In a curious turn, Feldman-Barrett’s model ends up being uncannily close to the one proposed by the Universalists. They break emotions down into 1) a physical feeling, 2) interpretation of what’s going on in your environment, and 3) expressive behavior. These are very similar to the elements of Feldman-Barrett’s “constructed emotion”: 1) a core physical sensation, 2) meaning tied to what a person has learned about that feeling and the situation, and 3) behavioral implications of that meaning.
The enduring difference? Constructed emotions must be learned, while universal emotions are, in part, already there. However, do we need to see this as an either/or situation? Could there be a gradient, where some emotions are there from day one, while we’re predisposed to acquire others over the course of development—perhaps with more nuanced, complex emotions further shaped by life experience?
While her book may prompt deeper thinking about how emotions work, her case against universality feels overzealous. Her own model is overcomplicated and, strangely, too similar to the one it aims to displace. Instead of building on existing science, she tries to tear it down—and what she comes up with doesn’t look that different.
What is our relationship to feelings?
Where does all of this leave us?
One helpful insight from Feldman-Barrett’s book is that what we’ve learned in life does dramatically, and often unconsciously, influence our emotional experiences. This suggests there might be ways to be more cognizant of, and more involved in shaping the course of, our own emotions.

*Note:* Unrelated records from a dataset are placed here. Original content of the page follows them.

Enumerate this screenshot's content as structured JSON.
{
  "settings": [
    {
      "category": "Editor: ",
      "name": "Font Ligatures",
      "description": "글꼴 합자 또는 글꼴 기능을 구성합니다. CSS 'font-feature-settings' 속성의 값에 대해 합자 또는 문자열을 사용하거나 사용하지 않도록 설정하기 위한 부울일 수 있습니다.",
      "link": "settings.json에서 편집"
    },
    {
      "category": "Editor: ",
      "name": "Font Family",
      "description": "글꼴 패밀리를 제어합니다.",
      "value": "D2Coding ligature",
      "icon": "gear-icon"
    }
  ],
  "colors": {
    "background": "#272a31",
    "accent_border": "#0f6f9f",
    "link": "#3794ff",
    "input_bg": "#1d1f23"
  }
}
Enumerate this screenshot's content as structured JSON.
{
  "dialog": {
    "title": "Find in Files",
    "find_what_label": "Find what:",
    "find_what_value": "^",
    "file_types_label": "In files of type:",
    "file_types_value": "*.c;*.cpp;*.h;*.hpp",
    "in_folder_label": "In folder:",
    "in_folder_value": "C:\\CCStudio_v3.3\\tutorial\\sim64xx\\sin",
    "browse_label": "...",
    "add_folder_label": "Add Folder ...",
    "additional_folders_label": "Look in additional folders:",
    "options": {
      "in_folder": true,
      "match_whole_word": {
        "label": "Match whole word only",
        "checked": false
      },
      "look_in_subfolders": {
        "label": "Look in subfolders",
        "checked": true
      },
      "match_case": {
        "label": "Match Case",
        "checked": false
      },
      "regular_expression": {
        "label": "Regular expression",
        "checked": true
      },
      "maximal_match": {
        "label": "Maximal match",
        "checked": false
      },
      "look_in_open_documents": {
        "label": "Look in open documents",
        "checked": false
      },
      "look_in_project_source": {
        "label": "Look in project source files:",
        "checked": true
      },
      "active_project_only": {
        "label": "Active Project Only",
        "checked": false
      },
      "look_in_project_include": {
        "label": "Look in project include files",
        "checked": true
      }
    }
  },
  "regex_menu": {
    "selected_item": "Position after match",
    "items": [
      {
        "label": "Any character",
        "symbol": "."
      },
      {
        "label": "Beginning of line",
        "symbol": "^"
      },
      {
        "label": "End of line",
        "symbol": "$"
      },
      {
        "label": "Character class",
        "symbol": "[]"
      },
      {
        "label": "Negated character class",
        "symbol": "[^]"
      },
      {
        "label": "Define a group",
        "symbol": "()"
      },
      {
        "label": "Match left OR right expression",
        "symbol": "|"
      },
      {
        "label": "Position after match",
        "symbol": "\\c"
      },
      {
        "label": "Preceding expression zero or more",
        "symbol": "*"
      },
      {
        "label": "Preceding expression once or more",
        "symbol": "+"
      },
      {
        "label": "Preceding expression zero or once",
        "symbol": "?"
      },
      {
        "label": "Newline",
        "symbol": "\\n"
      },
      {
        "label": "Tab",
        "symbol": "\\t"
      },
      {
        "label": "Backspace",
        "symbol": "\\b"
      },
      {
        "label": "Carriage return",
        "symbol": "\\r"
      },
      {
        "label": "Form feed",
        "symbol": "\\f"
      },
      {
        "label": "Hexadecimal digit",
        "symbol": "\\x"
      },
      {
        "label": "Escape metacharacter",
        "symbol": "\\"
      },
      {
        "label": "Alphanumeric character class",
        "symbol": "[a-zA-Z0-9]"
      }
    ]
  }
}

Feldman-Barrett suggests that mindfulness—attending to thoughts and sensations without judgment—can produce a state of mind where learned expectations have less influence on current experience.
For example, we might expect to feel increasingly angry during an escalating argument; this is how it has played out before. Without that expectation, we might actually hear the other person and have a better chance at constructive resolution. According to psychiatrist and neuroscientist Judson Brewer’s work, mindfulness practice softens our egocentric expectations, whether we’re feeling emotions or not, to the benefit of our well-being.
Additional research suggests that shifting our thoughts away from the typical self-centered “I am” or “I feel” narratives that come up during hard times can increase emotional well-being.
Perhaps we can at least agree on something: Emotions are important to human experience. As the story of Phineas Gage famously showed, emotions are essential to reason, and, according to research on how people handle emotions, suppressing emotions is harmful to well-being and social interactions.
Certainly, Feldman-Barrett appears to believe we shouldn’t simply accept outdated views about emotions without proof, and that more we learn about how emotions, the better. On that point, I couldn’t agree more.